The Dragon Reborn is by far the best one of these books yet. Jordan is clearly getting his feet under him writing-wise (although I know this will start changing for the worse around book five or six, depending on who you talk to), and a lot of the things that annoyed me in the first and second books are either gone or much softened here. I’m long past thinking this is a LOTR clone. He does make one puzzling choice that I feel sort of ruins the flow of the book as much as it helps it, so narratively I can’t give it the full four stars, but I think I’m invested in this world now. I sort of wanted to pick up the next book right away to find out what happens, where with the last two I definitely needed a break, so that’s a good sign.
So this book picks up an indeterminate amount of time after the last one, weeks probably although it might be months. Egwene, Nynaeve, and Elayne have made it back to Tar Valon all the way from the coast, an unconscious and barely alive Mat in tow, so that had to have taken awhile. The group has split up. The girls and Mat have gone to Tar Valon, them to resume their training, and him for healing, to finally be separated from the Shadar Logoth dagger. Loial, Rand, Perrin, Moiraine, Min, and Lan remain in a camp in the Mountains of Mist, Rand and Moiraine fighting regularly because Rand wants to do something instead of just sitting there, even though he knows it’s the right move for now, and Moiraine constantly having to rein him in. The book opens with Rand basically having a One Power temper tantrum, and then running off into the mountains. The rest, excepting Min (can’t remember where she goes), follow after him. The narrative splits again after Mat is healed, so for the most of the book, POVs alternate between the girls (mostly Egwene, but the occasional Nynaeve as well), Mat after leaving Tar Valon, and Perrin and the rest chasing after Rand, who appears to be on his way to Tear, the place where the Dragon Reborn is destined to reveal himself.
You’ll notice I mention nothing of Rand POVs, and that’s because he’s barely in this one.
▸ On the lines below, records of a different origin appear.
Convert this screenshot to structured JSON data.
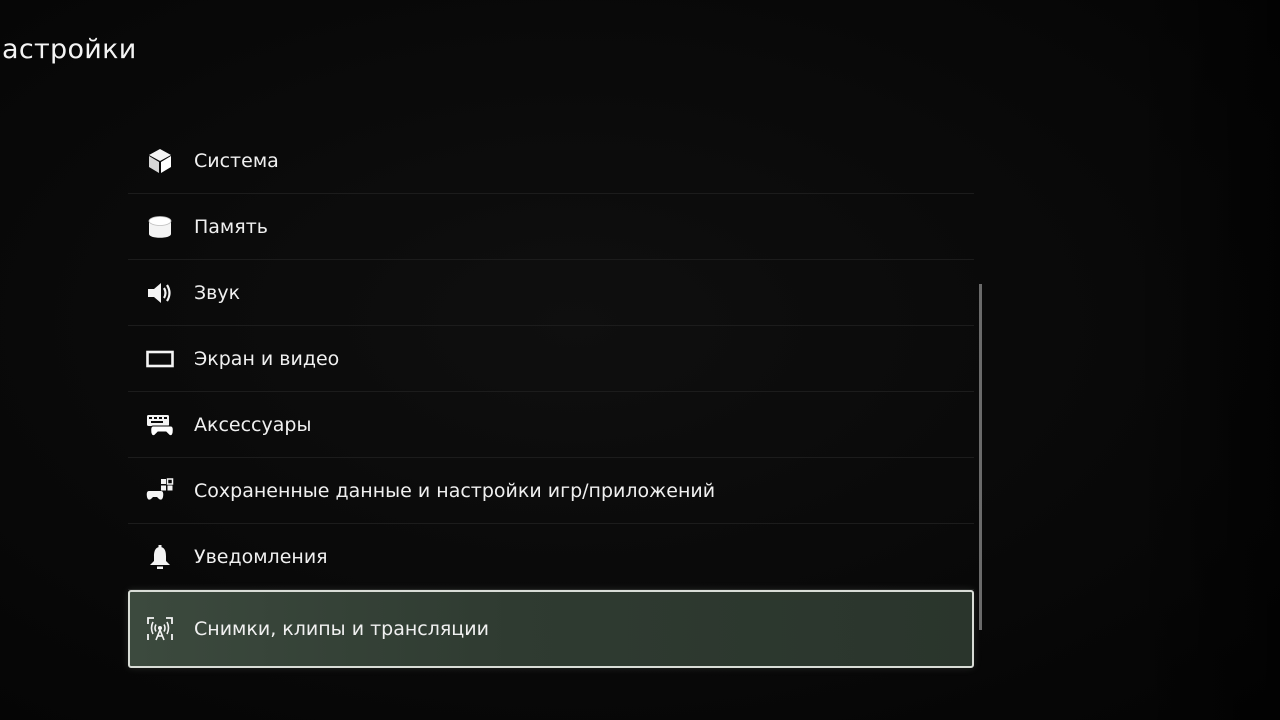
{
  "page": {
    "title": "астройки"
  },
  "menu": {
    "items": [
      {
        "label": "Система",
        "icon": "cube-icon"
      },
      {
        "label": "Память",
        "icon": "storage-cylinder-icon"
      },
      {
        "label": "Звук",
        "icon": "speaker-icon"
      },
      {
        "label": "Экран и видео",
        "icon": "display-icon"
      },
      {
        "label": "Аксессуары",
        "icon": "keyboard-gamepad-icon"
      },
      {
        "label": "Сохраненные данные и настройки игр/приложений",
        "icon": "gamepad-grid-icon"
      },
      {
        "label": "Уведомления",
        "icon": "bell-icon"
      },
      {
        "label": "Снимки, клипы и трансляции",
        "icon": "capture-broadcast-icon"
      }
    ],
    "selected_index": 7
  },
  "colors": {
    "background": "#060606",
    "text": "#f0f0f0",
    "selection_fill": "#34423a",
    "selection_border": "#d8dcd6"
  }
}
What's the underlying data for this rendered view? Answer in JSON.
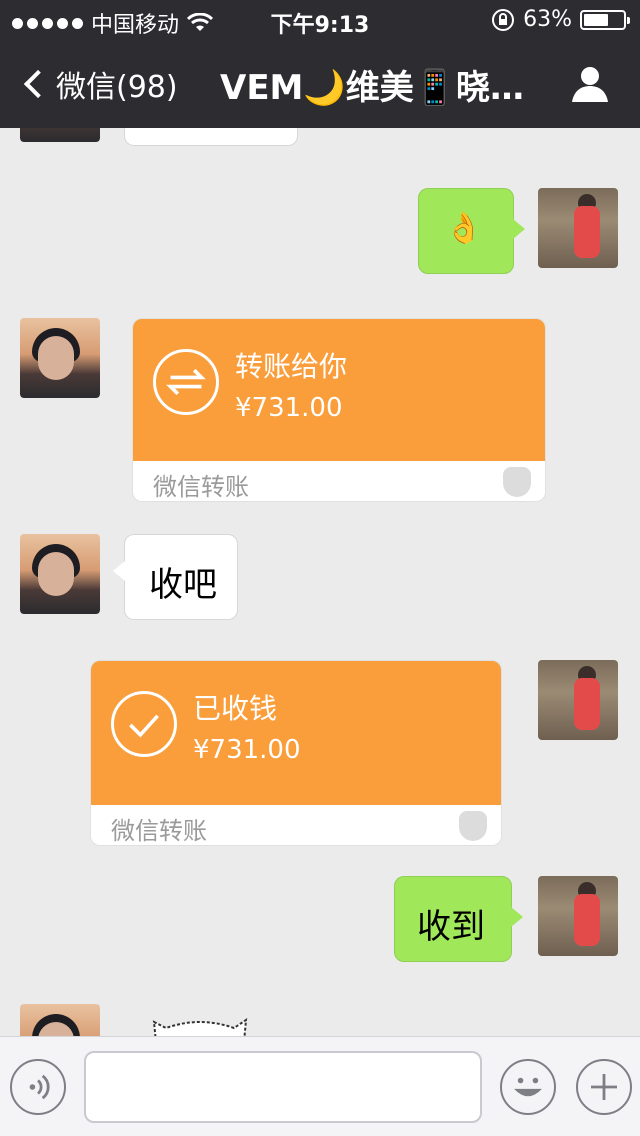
{
  "status_bar": {
    "carrier": "中国移动",
    "time": "下午9:13",
    "battery": "63%",
    "battery_level": 0.63
  },
  "nav": {
    "back_label": "微信(98)",
    "title": "VEM🌙维美📱晓…"
  },
  "messages": [
    {
      "id": "ok-emoji",
      "from": "self",
      "type": "text",
      "text": "👌"
    },
    {
      "id": "transfer-1",
      "from": "other",
      "type": "transfer",
      "title": "转账给你",
      "amount": "¥731.00",
      "footer": "微信转账"
    },
    {
      "id": "take-it",
      "from": "other",
      "type": "text",
      "text": "收吧"
    },
    {
      "id": "transfer-2",
      "from": "self",
      "type": "transfer",
      "title": "已收钱",
      "amount": "¥731.00",
      "footer": "微信转账"
    },
    {
      "id": "received",
      "from": "self",
      "type": "text",
      "text": "收到"
    }
  ],
  "icons": {
    "back": "chevron-left-icon",
    "profile": "person-icon",
    "voice": "voice-icon",
    "emoji": "smiley-icon",
    "plus": "plus-icon",
    "transfer": "transfer-arrows-icon",
    "received": "checkmark-icon",
    "wechat_pay_shield": "shield-icon"
  },
  "colors": {
    "nav_bg": "#2c2c31",
    "chat_bg": "#ebebeb",
    "bubble_green": "#a0e75a",
    "transfer_orange": "#fa9d3b"
  }
}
He has maybe ten pages total of POV, and most of them at the end. The focus here is mostly on Egwene, Mat, and Perrin, a move that I simultaneously appreciate for what it does for those characters, but that also limits the effectiveness of the ending somewhat.
Mat and Perrin fair very well. They are still a bit frustrating as their stupidity lingers a little. Both of them still fail to accept their importance almost entirely, but they are given storylines that I actually felt were interesting. Perrin still doesn’t want to be a wolfbrother, but the focus on his character here is more between choosing violence and choosing creation, symbolized by his axe and his blacksmith’s hammer. And after his healing, Mat is a changed man. His story was my favorite in the book, largely because it was so unexpected, but also because he was an asshole in the first two books, and here he becomes more of a reluctant hero with a magical burden. I still like Egwene, but her character suffers because of the way Jordan writes women (he is mostly terrible at it), and to a lesser extent the Aes Sedai. She doesn’t suffer nearly as bad as Moiraine or Nynaeve, though. Moiraine continues to be seen as a bad guy, despite overwhelming obviously NOT being one, and Nynaeve doubles down on being a stupid, arrogant ball of rage. She also refuses to treat Elayne or Egwene with respect, and they fight most of the book. It’s not super fun to read about. Why couldn’t they have just been friends?? (The men are continually befuddled by the women. It makes me wonder what Jordan’s life was like, if he’s ever met a real woman at all, but his wife seems cool, so I don’t get it, really.)
SPOILERS So the whole book is spent with those three storylines, which all come together in the end in Tear, but it only half works. All the stories with Mat, Perrin and Egwene work relatively well, despite the continual hang-ups I mention above, and their narrative climaxes are satisfying. And then Rand pops in to have an epic fight and claim the sword that is not a sword, defeating two Forsaken, and it is utterly anti-climactic. If we were going to care about this scene, we should have spent a significant portion of this book with Rand, and not completely away from him. His actions are significant, but emotionally, he is completely empty as a character in this moment. To top it all off, after he kills Ishamael (Ba’alzamon), who he still thinks is the Dark One and not a Forsaken, he stupidly thinks, That was it, The Last Battle, he defeated Sha’itan, war over. Hurrah! Like, what. Are you kidding me. No, Rand. That unbelievably easy battle was not you defeating the representative of all evil END SPOILERS.
All in all, though, I enjoyed this, and I’m looking forward to continuing the series, probably next month.
[3.5 stars, rounded up]